Fortunately, Aleksander recruited an ambitious young graduate student named Michael Cohen, and they understood well the structure of the *allocation polytope* underlying previous work on HSTs. At the same time, Yin Tat Lee had joined us in Seattle (as a postdoc at MSR, and then as faculty at UW), and we continued to study the dark side of the exploration shift: When the confidence of the algorithm is artificially reduced, it becomes more willing to move servers, and one has to control the corresponding increase in movement cost. (The resulting analytic mess is enough to make “inverse Hessian” start to sound like foul language.)

## With a little help from 0.1 friends

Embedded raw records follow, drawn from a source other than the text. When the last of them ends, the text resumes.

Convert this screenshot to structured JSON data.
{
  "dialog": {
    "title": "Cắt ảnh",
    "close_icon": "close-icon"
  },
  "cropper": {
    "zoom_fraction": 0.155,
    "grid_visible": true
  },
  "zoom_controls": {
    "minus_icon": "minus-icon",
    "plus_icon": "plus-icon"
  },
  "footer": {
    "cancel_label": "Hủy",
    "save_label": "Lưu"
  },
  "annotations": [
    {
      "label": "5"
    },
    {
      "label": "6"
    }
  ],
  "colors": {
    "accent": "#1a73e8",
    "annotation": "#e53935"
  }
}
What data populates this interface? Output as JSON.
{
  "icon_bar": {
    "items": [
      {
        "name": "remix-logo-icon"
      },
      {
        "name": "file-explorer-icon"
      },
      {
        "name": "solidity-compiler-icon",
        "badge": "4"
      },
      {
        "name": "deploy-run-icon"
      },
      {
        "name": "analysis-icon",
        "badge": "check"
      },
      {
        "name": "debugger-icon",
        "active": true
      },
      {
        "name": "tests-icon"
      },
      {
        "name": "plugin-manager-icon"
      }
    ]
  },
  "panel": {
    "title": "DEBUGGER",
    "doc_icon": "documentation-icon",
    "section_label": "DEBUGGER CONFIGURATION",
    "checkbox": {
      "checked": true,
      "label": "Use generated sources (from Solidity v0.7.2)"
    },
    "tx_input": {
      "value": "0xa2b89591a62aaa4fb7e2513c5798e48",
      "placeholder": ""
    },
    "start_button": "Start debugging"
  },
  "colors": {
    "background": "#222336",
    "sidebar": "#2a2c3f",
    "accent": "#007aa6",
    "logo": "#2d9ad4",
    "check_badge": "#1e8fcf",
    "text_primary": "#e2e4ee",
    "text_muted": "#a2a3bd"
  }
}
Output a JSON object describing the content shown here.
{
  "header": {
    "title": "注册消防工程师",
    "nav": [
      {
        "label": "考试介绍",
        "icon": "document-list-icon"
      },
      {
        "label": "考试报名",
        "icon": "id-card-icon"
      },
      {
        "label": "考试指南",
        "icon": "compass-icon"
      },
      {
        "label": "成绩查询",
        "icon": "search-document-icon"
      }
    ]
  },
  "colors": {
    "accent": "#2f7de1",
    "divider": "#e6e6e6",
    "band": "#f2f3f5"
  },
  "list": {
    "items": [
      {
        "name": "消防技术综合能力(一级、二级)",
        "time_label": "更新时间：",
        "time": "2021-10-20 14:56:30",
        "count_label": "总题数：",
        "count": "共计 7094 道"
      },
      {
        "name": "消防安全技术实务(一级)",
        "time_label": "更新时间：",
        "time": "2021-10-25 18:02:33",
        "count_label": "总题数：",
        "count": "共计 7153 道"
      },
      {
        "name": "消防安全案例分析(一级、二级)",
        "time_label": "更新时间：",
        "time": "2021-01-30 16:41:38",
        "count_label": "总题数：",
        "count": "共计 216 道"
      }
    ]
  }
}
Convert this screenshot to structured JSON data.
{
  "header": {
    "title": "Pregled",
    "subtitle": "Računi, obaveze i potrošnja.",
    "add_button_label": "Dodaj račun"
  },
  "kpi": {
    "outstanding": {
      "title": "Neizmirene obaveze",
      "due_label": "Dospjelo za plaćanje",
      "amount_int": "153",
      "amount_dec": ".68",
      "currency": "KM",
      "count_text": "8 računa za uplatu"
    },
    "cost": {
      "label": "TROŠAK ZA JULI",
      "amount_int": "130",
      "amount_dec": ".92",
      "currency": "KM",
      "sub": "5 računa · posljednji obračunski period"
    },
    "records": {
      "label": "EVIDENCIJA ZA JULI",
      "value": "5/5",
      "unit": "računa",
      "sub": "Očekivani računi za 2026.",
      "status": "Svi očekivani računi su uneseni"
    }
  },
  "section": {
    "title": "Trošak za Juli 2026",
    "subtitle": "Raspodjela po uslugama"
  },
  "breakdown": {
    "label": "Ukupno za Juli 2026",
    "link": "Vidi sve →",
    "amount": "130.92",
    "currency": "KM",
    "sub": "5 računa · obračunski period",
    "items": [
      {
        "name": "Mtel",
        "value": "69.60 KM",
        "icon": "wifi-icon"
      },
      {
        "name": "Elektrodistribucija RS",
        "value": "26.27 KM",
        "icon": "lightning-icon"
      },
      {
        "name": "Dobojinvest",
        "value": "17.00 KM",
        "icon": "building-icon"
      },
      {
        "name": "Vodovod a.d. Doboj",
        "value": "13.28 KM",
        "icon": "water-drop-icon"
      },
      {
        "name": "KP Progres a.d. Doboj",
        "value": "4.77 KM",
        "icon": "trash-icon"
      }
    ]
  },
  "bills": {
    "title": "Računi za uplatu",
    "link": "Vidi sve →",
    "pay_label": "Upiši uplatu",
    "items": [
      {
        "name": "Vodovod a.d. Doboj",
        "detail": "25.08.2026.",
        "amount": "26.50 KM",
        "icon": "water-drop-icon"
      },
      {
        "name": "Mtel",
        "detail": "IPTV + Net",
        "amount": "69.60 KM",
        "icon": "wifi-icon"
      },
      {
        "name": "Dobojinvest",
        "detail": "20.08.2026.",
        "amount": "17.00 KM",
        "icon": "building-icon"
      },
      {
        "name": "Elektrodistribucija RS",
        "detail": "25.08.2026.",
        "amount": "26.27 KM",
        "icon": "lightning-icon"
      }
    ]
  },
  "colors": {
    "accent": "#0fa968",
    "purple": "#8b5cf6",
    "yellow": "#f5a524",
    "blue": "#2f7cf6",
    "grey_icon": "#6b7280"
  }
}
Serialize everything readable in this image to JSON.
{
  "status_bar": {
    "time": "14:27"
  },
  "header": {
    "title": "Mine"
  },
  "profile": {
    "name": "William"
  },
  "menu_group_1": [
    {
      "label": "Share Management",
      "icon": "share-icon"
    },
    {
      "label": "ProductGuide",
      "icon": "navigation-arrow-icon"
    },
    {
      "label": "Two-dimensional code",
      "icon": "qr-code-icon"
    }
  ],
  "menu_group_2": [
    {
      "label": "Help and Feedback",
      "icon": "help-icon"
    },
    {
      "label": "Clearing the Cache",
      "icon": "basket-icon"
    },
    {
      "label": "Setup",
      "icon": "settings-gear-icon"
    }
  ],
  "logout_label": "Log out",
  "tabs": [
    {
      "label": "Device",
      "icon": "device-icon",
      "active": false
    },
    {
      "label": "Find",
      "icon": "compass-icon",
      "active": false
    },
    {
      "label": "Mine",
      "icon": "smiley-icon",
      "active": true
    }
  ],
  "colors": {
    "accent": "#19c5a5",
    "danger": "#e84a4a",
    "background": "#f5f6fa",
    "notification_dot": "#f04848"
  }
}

A rather ingenious observation of Michael is that the cost of the exploration shift can be controlled almost effortlessly if we just have a little extra help: Instead of \(k\) servers, \(k+0.1\) servers. (This requires passing to a fractional relaxation of the \(k\)-server problem, which we had already done implicitly five paragraphs and 10+ years ago.) Moreover, on HSTs one can show that \(k+0.1\) fractional servers can always be simulated by \(k\) fractional servers while increasing the movement costs by only a constant factor.

Sébastien, Michael, Yin Tat, Aleksander, and I were all long-term participants in the Optimization program (Aleksander was an organizer) this past fall. Our work culminated in an \(O((\log k)^2)\)-competitive randomized algorithm for the \(k\)-server problem on HSTs: \(k\)-server via multiscale entropic regularization. In followup work, I show how this can be utilized to obtain a \(\mathrm{poly}(\log k)\)-competitive algorithm for any metric space.

Tragically, Michael passed away unexpectedly during the program. The memorial symposium held in his honor offers a glimpse of the brilliance and impact of his short time with us.

## Additional references

- The book Competitive Analysis by Borodin and El-Yaniv.
- Algorithms and Uncertainty program (Fall 2016) at the Simons Institute.
- The course Competitive analysis via convex optimization (Spring 2018), taught at UW, jointly with Sébastien Bubeck.